Prompt: The records below are to be duplicated character for character.

Available records:
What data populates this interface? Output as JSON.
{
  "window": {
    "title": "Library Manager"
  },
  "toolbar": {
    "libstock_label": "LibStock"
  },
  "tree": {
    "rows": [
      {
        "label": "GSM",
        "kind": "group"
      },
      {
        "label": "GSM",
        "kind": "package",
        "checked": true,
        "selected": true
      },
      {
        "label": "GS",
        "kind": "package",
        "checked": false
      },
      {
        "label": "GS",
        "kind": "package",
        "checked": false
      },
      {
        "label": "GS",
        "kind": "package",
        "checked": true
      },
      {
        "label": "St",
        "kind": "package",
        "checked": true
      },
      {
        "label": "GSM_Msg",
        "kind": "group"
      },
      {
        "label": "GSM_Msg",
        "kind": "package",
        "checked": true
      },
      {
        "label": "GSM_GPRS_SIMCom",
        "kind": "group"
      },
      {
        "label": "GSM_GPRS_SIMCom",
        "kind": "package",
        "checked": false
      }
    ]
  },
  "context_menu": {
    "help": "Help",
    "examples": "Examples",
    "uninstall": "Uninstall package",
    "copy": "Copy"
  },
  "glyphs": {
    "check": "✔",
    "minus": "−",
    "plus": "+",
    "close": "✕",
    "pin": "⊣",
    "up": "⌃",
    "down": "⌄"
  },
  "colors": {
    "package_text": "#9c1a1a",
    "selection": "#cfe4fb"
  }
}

Solution for this exercise:
What data populates this interface? Output as JSON.
{
  "window": {
    "title": "Library Manager"
  },
  "toolbar": {
    "libstock_label": "LibStock"
  },
  "tree": {
    "rows": [
      {
        "label": "GSM",
        "kind": "group"
      },
      {
        "label": "GSM",
        "kind": "package",
        "checked": true,
        "selected": true
      },
      {
        "label": "GS",
        "kind": "package",
        "checked": false
      },
      {
        "label": "GS",
        "kind": "package",
        "checked": false
      },
      {
        "label": "GS",
        "kind": "package",
        "checked": true
      },
      {
        "label": "St",
        "kind": "package",
        "checked": true
      },
      {
        "label": "GSM_Msg",
        "kind": "group"
      },
      {
        "label": "GSM_Msg",
        "kind": "package",
        "checked": true
      },
      {
        "label": "GSM_GPRS_SIMCom",
        "kind": "group"
      },
      {
        "label": "GSM_GPRS_SIMCom",
        "kind": "package",
        "checked": false
      }
    ]
  },
  "context_menu": {
    "help": "Help",
    "examples": "Examples",
    "uninstall": "Uninstall package",
    "copy": "Copy"
  },
  "glyphs": {
    "check": "✔",
    "minus": "−",
    "plus": "+",
    "close": "✕",
    "pin": "⊣",
    "up": "⌃",
    "down": "⌄"
  },
  "colors": {
    "package_text": "#9c1a1a",
    "selection": "#cfe4fb"
  }
}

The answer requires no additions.